Yet again, his gut reaction to feminism bears scant resemblance to its actual impact in his life. For not only has he always had a respectful relationship with my mother, but he has two independently minded, ambitious daughters for whom he has always hoped nothing but the grandest accomplishments. True, he yearns for grandchildren like a crazy person, but, he would be horrified at the idea of either of us settling for a domestic life if what we really wanted was either something else or something more. That all of this is possible due to feminism seems to escape him – or, at least it escapes him when he is in coasting mode, responding to perceived threats and making lighthearted jokes without thinking critically about his assumptions or feeling in the mood to really unpack them.
And that, hilariously, illustrates the power of ideology. Ideology is not only a way of explaining our lives to ourselves; it is a way of both seeing and not seeing, of stories highlighted or neglected. And sometimes, the frames through which we understand our lives and our relationships are so powerful, we keep believing in those frames even when the evidence on the ground lends scant support to them – or, at the least, calls them into serious question.

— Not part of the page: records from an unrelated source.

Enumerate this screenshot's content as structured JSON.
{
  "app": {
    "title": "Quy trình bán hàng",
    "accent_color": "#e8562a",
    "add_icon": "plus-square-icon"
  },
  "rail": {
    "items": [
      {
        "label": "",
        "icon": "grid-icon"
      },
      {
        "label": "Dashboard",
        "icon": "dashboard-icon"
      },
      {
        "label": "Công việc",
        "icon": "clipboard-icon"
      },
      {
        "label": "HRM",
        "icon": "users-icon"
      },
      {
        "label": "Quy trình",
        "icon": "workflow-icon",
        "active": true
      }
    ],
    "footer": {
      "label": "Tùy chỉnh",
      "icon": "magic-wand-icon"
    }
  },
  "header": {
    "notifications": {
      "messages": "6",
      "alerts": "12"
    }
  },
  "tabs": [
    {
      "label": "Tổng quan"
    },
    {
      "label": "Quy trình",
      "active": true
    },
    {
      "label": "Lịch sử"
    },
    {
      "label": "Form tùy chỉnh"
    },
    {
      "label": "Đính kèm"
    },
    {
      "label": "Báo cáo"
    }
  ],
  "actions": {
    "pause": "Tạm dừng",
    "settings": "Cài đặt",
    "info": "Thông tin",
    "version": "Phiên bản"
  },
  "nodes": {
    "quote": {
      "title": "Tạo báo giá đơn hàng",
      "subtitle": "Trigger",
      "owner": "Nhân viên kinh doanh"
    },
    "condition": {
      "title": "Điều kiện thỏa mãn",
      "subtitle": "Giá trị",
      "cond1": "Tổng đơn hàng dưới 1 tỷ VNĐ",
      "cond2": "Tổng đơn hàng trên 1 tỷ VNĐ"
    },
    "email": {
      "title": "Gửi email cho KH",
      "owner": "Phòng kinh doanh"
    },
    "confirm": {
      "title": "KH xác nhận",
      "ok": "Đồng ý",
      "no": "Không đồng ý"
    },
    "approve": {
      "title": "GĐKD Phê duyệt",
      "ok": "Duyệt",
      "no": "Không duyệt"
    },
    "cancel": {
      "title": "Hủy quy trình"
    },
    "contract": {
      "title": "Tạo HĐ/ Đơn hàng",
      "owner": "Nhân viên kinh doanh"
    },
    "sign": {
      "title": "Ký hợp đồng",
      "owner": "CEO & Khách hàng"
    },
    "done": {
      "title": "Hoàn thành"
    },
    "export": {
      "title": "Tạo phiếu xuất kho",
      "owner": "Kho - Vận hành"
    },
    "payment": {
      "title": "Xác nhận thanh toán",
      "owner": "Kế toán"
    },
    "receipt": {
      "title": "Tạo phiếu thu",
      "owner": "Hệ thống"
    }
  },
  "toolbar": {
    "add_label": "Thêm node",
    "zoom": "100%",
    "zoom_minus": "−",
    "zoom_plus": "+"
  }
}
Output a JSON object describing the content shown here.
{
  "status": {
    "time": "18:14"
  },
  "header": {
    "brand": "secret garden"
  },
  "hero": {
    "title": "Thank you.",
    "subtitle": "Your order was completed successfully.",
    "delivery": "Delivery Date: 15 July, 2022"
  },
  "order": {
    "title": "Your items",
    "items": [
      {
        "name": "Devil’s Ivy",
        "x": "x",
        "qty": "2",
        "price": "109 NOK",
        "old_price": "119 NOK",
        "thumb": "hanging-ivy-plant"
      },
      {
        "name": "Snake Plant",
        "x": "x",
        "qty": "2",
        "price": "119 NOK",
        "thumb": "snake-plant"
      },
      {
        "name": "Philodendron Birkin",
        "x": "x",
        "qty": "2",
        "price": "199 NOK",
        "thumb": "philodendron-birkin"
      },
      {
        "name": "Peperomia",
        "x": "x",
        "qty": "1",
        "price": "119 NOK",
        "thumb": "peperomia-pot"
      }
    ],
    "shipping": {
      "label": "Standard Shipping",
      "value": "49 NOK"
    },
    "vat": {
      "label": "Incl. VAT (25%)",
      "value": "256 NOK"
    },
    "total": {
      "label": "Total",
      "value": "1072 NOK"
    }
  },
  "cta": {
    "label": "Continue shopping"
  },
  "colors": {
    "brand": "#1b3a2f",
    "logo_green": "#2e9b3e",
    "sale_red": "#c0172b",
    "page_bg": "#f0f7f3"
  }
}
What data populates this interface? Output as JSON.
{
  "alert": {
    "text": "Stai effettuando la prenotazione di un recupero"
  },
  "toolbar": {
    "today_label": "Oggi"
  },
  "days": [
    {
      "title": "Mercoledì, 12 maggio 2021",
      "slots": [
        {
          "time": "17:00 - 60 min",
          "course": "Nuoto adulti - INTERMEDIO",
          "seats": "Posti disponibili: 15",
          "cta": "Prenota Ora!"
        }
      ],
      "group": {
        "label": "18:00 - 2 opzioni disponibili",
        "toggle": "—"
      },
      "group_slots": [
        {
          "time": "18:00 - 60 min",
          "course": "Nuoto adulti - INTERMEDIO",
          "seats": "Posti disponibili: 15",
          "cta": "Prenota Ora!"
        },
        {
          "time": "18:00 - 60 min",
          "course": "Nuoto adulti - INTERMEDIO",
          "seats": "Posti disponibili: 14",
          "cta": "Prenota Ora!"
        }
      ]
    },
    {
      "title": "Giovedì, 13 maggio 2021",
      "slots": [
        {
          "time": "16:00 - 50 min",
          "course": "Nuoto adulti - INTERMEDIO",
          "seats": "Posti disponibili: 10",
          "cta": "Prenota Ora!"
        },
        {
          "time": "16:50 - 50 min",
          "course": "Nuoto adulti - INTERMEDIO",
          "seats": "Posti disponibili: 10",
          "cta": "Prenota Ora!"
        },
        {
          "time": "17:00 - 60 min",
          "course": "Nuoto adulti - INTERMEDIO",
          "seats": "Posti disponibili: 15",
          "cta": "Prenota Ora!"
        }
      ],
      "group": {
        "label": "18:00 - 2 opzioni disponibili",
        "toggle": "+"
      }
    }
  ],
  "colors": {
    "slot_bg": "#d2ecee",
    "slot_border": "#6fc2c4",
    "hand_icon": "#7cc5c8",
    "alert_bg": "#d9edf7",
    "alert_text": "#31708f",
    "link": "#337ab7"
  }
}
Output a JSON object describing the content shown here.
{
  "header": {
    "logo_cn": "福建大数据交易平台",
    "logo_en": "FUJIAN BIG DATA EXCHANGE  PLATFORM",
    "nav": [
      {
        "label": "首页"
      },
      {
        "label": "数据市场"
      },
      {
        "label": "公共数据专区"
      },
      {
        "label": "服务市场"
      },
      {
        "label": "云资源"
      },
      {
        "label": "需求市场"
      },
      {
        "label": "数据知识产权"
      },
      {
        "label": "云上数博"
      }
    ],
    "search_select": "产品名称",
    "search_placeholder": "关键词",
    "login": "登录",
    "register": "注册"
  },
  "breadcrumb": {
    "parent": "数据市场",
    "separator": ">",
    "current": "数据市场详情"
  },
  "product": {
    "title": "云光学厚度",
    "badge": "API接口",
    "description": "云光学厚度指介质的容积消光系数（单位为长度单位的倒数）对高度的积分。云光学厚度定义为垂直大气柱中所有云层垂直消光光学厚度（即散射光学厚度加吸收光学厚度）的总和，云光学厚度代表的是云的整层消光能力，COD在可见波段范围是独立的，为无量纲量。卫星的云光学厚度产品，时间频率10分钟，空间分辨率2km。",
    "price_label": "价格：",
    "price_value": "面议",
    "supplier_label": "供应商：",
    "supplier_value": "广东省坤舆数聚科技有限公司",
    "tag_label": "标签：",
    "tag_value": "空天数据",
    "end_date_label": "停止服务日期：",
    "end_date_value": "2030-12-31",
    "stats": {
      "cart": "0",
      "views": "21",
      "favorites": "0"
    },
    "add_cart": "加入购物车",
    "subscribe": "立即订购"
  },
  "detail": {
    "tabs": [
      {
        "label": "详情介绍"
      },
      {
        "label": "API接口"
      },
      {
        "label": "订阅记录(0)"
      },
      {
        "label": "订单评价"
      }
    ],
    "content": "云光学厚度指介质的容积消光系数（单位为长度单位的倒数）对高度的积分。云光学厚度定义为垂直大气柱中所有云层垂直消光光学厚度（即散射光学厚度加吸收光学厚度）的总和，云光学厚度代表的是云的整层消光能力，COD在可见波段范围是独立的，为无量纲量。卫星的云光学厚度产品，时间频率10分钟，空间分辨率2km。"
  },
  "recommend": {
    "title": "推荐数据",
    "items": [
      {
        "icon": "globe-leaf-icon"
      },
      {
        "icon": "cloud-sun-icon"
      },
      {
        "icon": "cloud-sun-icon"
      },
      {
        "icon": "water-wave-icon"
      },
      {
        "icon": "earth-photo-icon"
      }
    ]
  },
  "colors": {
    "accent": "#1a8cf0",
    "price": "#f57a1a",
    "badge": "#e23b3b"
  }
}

And so Dad will always keep telling those jokes, and I will always keep ignoring them. It is genuinely hard for him to imagine that my boyfriend finds neither my emotional states or my personal needs either mysterious or irrational, just as it befuddles me that he can’t simply have a look around him and see how poorly his Married With Children version of relationships measures up against reality. Of course, I think I am right and he is wrong, insofar as I’m pretty damn sure the frames I am using are actually helping me to see things more clearly. Yet even that is perhaps not the most important thing I wish he could understand – for at the end of the day, what I think I most want him to know – and I am the most capable of communicating to him – is that these are the frames that nourish my best relationships, make possible my hopes and aspirations, and give me friends and partners who see me according to who I am and not according to who they assume I must be. All of which is just to say that, simply, these are the frames that have made me happy.